Reg No




Categories of Special Interest

Architectural, Artistic

Original Use


In Use As

Apartment/flat (converted)


1815 - 1825


316650, 233149

Date Recorded


Date Updated



Attached two-bay four-storey over basement former townhouse, built c. 1820, with two-stage return to rear (east). Now in use as apartments. Pitched roof to west with hipped south section, irregular M-profiled hipped roofs to rear (east) span, concealed by brick parapet with masonry coping. Shouldered rendered chimneystacks to north party wall with lipped yellow clay pots. Parapet gutters, cast-iron hopper and downpipe to north end. Brown brick walling laid in Flemish bond, rendered walling to basement beneath granite plinth course. Square-headed window openings with brick voussoirs, patent reveals and largely masonry sills. Timber sliding sash windows; possibly original six-over-six and three-over-three to second floor and third floor respectively, eight-over-eight to basement with convex horns and one-over-one late-nineteenth century replacements to ground and first floors with ogee horns. Decorative cast-iron balconettes to ground, first floor and second floor openings. Round-headed door opening with brick voussoirs, moulded reveals and recessed surround containing panelled frieze with garlands and moulded cornice carried on fluted Doric columns over plinth stops, with plain fanlight and raised-and-field timber panelled door having brass furniture. Granite entrance platform with cast-iron boot scraper, approached by two granite steps flanked by iron railings with decorative cast-iron corner posts on granite plinth, enclosing basement to north-side. Coal-hole cover to pavement. Concrete steps to basement. Street fronted on Fitzwilliam Street Upper. Modernised two-storey mews building to rear (east) plot, concealed behind roughly coursed and squared limestone rubble wall lining Lad Lane, pierced by a round-headed carriage-arch and pedestrian opening with dressed stone surrounds and replacement timber doors.

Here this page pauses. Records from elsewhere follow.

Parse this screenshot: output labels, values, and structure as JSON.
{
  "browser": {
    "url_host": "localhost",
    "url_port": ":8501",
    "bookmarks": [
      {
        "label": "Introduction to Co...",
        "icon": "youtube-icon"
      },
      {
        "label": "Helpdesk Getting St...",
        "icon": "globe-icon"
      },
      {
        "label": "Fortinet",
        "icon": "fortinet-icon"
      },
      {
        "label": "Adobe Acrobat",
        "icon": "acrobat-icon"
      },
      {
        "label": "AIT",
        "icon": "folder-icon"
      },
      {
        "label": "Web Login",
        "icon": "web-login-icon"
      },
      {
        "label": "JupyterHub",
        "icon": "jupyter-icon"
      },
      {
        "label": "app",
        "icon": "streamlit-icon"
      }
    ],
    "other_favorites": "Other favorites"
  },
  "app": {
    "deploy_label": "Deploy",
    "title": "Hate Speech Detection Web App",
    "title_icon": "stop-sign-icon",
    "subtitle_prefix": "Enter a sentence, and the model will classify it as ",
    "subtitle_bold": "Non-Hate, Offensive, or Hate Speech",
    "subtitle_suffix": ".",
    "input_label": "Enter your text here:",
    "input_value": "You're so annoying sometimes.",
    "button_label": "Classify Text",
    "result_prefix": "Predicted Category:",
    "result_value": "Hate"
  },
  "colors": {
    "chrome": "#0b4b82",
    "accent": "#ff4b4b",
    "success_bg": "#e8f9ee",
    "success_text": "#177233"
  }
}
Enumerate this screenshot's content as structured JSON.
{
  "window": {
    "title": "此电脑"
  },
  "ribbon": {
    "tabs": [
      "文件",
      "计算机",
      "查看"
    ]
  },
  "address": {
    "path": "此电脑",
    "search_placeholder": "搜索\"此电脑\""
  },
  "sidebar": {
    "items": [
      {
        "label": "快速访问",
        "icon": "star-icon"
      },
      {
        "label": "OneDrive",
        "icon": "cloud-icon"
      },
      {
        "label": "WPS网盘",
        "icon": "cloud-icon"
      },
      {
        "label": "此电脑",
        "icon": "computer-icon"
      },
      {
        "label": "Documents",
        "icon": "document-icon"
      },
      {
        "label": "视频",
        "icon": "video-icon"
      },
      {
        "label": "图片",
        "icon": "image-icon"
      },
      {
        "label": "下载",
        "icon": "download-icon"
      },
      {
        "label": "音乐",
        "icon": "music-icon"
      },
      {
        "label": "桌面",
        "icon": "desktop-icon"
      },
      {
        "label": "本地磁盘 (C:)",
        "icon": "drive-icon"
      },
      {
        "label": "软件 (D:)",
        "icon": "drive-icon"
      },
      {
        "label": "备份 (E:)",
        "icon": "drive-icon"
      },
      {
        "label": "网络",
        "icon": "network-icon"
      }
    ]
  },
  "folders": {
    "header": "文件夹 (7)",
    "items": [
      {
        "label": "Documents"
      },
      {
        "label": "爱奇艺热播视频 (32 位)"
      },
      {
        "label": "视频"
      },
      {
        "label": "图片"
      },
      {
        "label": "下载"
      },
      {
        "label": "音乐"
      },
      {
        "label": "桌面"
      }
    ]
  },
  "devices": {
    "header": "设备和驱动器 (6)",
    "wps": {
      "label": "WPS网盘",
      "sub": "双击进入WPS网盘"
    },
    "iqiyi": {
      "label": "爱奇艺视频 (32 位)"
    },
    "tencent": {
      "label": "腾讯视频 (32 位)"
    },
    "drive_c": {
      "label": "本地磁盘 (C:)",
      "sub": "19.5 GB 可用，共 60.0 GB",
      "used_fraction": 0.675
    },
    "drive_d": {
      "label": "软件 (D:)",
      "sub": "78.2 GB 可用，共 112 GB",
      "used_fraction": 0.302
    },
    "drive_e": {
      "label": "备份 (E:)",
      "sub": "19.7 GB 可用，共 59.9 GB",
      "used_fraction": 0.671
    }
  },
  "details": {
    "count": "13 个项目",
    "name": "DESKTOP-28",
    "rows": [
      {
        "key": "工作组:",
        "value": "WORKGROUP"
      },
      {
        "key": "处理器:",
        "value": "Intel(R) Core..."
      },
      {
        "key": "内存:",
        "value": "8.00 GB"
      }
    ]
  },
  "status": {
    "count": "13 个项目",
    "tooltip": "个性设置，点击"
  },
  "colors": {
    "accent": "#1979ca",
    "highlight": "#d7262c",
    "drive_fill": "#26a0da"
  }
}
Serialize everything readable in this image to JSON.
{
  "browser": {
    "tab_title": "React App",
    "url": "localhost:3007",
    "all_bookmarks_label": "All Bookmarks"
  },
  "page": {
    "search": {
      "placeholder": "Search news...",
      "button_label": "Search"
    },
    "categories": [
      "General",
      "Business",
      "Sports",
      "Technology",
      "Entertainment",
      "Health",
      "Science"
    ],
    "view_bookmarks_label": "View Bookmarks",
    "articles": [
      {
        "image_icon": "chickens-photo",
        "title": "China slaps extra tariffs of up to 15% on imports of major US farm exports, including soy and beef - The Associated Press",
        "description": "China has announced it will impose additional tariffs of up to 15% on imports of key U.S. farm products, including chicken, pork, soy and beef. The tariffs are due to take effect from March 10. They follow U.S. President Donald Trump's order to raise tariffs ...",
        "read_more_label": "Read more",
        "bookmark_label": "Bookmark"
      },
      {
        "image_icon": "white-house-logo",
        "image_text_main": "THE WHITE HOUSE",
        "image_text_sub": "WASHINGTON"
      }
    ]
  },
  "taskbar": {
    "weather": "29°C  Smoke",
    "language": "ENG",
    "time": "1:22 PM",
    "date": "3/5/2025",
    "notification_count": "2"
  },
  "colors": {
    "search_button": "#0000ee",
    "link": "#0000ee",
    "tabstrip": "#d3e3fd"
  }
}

This former townhouse retains its traditional form and proportions, mellow brick which contrasts with the granite dressings, well executed ironwork, and a handsome Doric doorcase. The development of Fitzwilliam Street Upper began on the north-end of the western side during the early-nineteenth century. Taken as a whole with Fitzwilliam Street Upper and the east-side of the Merrion Square, this uninterrupted stretch constitutes the longest piece of Georgian streetscape in Dublin. Although largely homogenous in character and form, the subtle variations between the houses are indicative of the speculative nature of development.